*EXERCISE DETAILS*
Write all entries out exactly, images excluded.

(Records excerpted from a collection)

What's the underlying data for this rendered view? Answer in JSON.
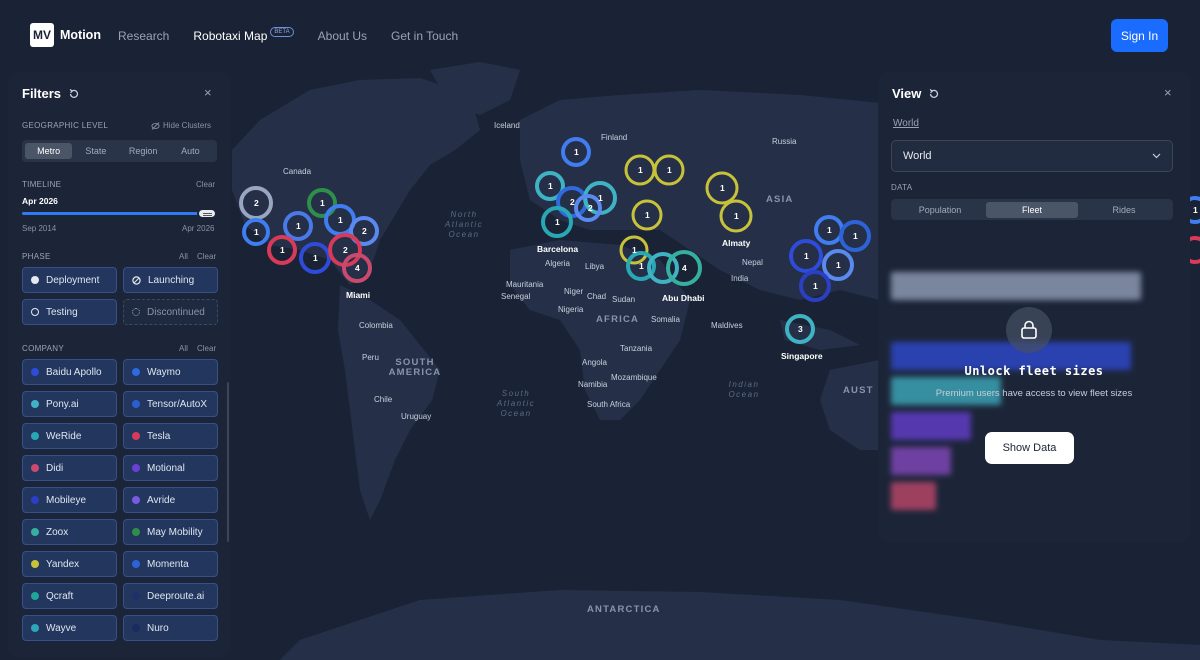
{
  "nav": {
    "logo_mark": "MV",
    "logo_text": "Motion",
    "links": [
      {
        "label": "Research"
      },
      {
        "label": "Robotaxi Map",
        "badge": "BETA"
      },
      {
        "label": "About Us"
      },
      {
        "label": "Get in Touch"
      }
    ],
    "sign_in": "Sign In"
  },
  "filters": {
    "title": "Filters",
    "geo": {
      "label": "GEOGRAPHIC LEVEL",
      "hide_clusters": "Hide Clusters",
      "options": [
        "Metro",
        "State",
        "Region",
        "Auto"
      ],
      "selected": "Metro"
    },
    "timeline": {
      "label": "TIMELINE",
      "clear": "Clear",
      "current": "Apr 2026",
      "start": "Sep 2014",
      "end": "Apr 2026",
      "position": 1.0
    },
    "phase": {
      "label": "PHASE",
      "all": "All",
      "clear": "Clear",
      "items": [
        "Deployment",
        "Launching",
        "Testing",
        "Discontinued"
      ]
    },
    "company": {
      "label": "COMPANY",
      "all": "All",
      "clear": "Clear",
      "items": [
        {
          "name": "Baidu Apollo",
          "color": "#2f4bd9"
        },
        {
          "name": "Waymo",
          "color": "#2d6ae0"
        },
        {
          "name": "Pony.ai",
          "color": "#3fb3c4"
        },
        {
          "name": "Tensor/AutoX",
          "color": "#2a5fd0"
        },
        {
          "name": "WeRide",
          "color": "#28a8b4"
        },
        {
          "name": "Tesla",
          "color": "#d83a5a"
        },
        {
          "name": "Didi",
          "color": "#c94a6e"
        },
        {
          "name": "Motional",
          "color": "#6a3fd6"
        },
        {
          "name": "Mobileye",
          "color": "#2b3fc4"
        },
        {
          "name": "Avride",
          "color": "#7a5ae0"
        },
        {
          "name": "Zoox",
          "color": "#35b0a0"
        },
        {
          "name": "May Mobility",
          "color": "#2e8f4a"
        },
        {
          "name": "Yandex",
          "color": "#c8c23a"
        },
        {
          "name": "Momenta",
          "color": "#2e63d8"
        },
        {
          "name": "Qcraft",
          "color": "#1fa59a"
        },
        {
          "name": "Deeproute.ai",
          "color": "#1e2f6a"
        },
        {
          "name": "Wayve",
          "color": "#2fa6b8"
        },
        {
          "name": "Nuro",
          "color": "#1c2a60"
        }
      ]
    }
  },
  "view": {
    "title": "View",
    "breadcrumb": "World",
    "select_value": "World",
    "data_label": "DATA",
    "tabs": [
      "Population",
      "Fleet",
      "Rides"
    ],
    "selected_tab": "Fleet",
    "lock_title": "Unlock fleet sizes",
    "lock_text": "Premium users have access to view fleet sizes",
    "show_button": "Show Data"
  },
  "map_labels": {
    "countries": [
      "Iceland",
      "Finland",
      "Russia",
      "Canada",
      "Algeria",
      "Libya",
      "Mauritania",
      "Senegal",
      "Niger",
      "Chad",
      "Sudan",
      "Nigeria",
      "Somalia",
      "Nepal",
      "India",
      "Maldives",
      "Colombia",
      "Peru",
      "Chile",
      "Uruguay",
      "Tanzania",
      "Angola",
      "Mozambique",
      "Namibia",
      "South Africa"
    ],
    "cities": [
      "Barcelona",
      "Almaty",
      "Abu Dhabi",
      "Miami",
      "Singapore"
    ],
    "oceans": [
      "North Atlantic Ocean",
      "South Atlantic Ocean",
      "Indian Ocean"
    ],
    "continents": [
      "ASIA",
      "AFRICA",
      "SOUTH AMERICA",
      "AUSTRALIA",
      "ANTARCTICA"
    ]
  },
  "clusters": [
    {
      "region": "north-america",
      "counts": [
        "2",
        "1",
        "1",
        "1",
        "1",
        "2",
        "1",
        "2",
        "1",
        "4"
      ]
    },
    {
      "region": "europe",
      "counts": [
        "1",
        "1",
        "2",
        "2",
        "1",
        "1"
      ]
    },
    {
      "region": "russia",
      "counts": [
        "1",
        "1",
        "1",
        "1"
      ]
    },
    {
      "region": "middle-east",
      "counts": [
        "1",
        "1",
        "1",
        "4"
      ]
    },
    {
      "region": "asia",
      "counts": [
        "1",
        "1",
        "1",
        "1",
        "1",
        "1",
        "3"
      ]
    }
  ]
}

*EXERCISE ANSWER*
What's the underlying data for this rendered view? Answer in JSON.
{
  "nav": {
    "logo_mark": "MV",
    "logo_text": "Motion",
    "links": [
      {
        "label": "Research"
      },
      {
        "label": "Robotaxi Map",
        "badge": "BETA"
      },
      {
        "label": "About Us"
      },
      {
        "label": "Get in Touch"
      }
    ],
    "sign_in": "Sign In"
  },
  "filters": {
    "title": "Filters",
    "geo": {
      "label": "GEOGRAPHIC LEVEL",
      "hide_clusters": "Hide Clusters",
      "options": [
        "Metro",
        "State",
        "Region",
        "Auto"
      ],
      "selected": "Metro"
    },
    "timeline": {
      "label": "TIMELINE",
      "clear": "Clear",
      "current": "Apr 2026",
      "start": "Sep 2014",
      "end": "Apr 2026",
      "position": 1.0
    },
    "phase": {
      "label": "PHASE",
      "all": "All",
      "clear": "Clear",
      "items": [
        "Deployment",
        "Launching",
        "Testing",
        "Discontinued"
      ]
    },
    "company": {
      "label": "COMPANY",
      "all": "All",
      "clear": "Clear",
      "items": [
        {
          "name": "Baidu Apollo",
          "color": "#2f4bd9"
        },
        {
          "name": "Waymo",
          "color": "#2d6ae0"
        },
        {
          "name": "Pony.ai",
          "color": "#3fb3c4"
        },
        {
          "name": "Tensor/AutoX",
          "color": "#2a5fd0"
        },
        {
          "name": "WeRide",
          "color": "#28a8b4"
        },
        {
          "name": "Tesla",
          "color": "#d83a5a"
        },
        {
          "name": "Didi",
          "color": "#c94a6e"
        },
        {
          "name": "Motional",
          "color": "#6a3fd6"
        },
        {
          "name": "Mobileye",
          "color": "#2b3fc4"
        },
        {
          "name": "Avride",
          "color": "#7a5ae0"
        },
        {
          "name": "Zoox",
          "color": "#35b0a0"
        },
        {
          "name": "May Mobility",
          "color": "#2e8f4a"
        },
        {
          "name": "Yandex",
          "color": "#c8c23a"
        },
        {
          "name": "Momenta",
          "color": "#2e63d8"
        },
        {
          "name": "Qcraft",
          "color": "#1fa59a"
        },
        {
          "name": "Deeproute.ai",
          "color": "#1e2f6a"
        },
        {
          "name": "Wayve",
          "color": "#2fa6b8"
        },
        {
          "name": "Nuro",
          "color": "#1c2a60"
        }
      ]
    }
  },
  "view": {
    "title": "View",
    "breadcrumb": "World",
    "select_value": "World",
    "data_label": "DATA",
    "tabs": [
      "Population",
      "Fleet",
      "Rides"
    ],
    "selected_tab": "Fleet",
    "lock_title": "Unlock fleet sizes",
    "lock_text": "Premium users have access to view fleet sizes",
    "show_button": "Show Data"
  },
  "map_labels": {
    "countries": [
      "Iceland",
      "Finland",
      "Russia",
      "Canada",
      "Algeria",
      "Libya",
      "Mauritania",
      "Senegal",
      "Niger",
      "Chad",
      "Sudan",
      "Nigeria",
      "Somalia",
      "Nepal",
      "India",
      "Maldives",
      "Colombia",
      "Peru",
      "Chile",
      "Uruguay",
      "Tanzania",
      "Angola",
      "Mozambique",
      "Namibia",
      "South Africa"
    ],
    "cities": [
      "Barcelona",
      "Almaty",
      "Abu Dhabi",
      "Miami",
      "Singapore"
    ],
    "oceans": [
      "North Atlantic Ocean",
      "South Atlantic Ocean",
      "Indian Ocean"
    ],
    "continents": [
      "ASIA",
      "AFRICA",
      "SOUTH AMERICA",
      "AUSTRALIA",
      "ANTARCTICA"
    ]
  },
  "clusters": [
    {
      "region": "north-america",
      "counts": [
        "2",
        "1",
        "1",
        "1",
        "1",
        "2",
        "1",
        "2",
        "1",
        "4"
      ]
    },
    {
      "region": "europe",
      "counts": [
        "1",
        "1",
        "2",
        "2",
        "1",
        "1"
      ]
    },
    {
      "region": "russia",
      "counts": [
        "1",
        "1",
        "1",
        "1"
      ]
    },
    {
      "region": "middle-east",
      "counts": [
        "1",
        "1",
        "1",
        "4"
      ]
    },
    {
      "region": "asia",
      "counts": [
        "1",
        "1",
        "1",
        "1",
        "1",
        "1",
        "3"
      ]
    }
  ]
}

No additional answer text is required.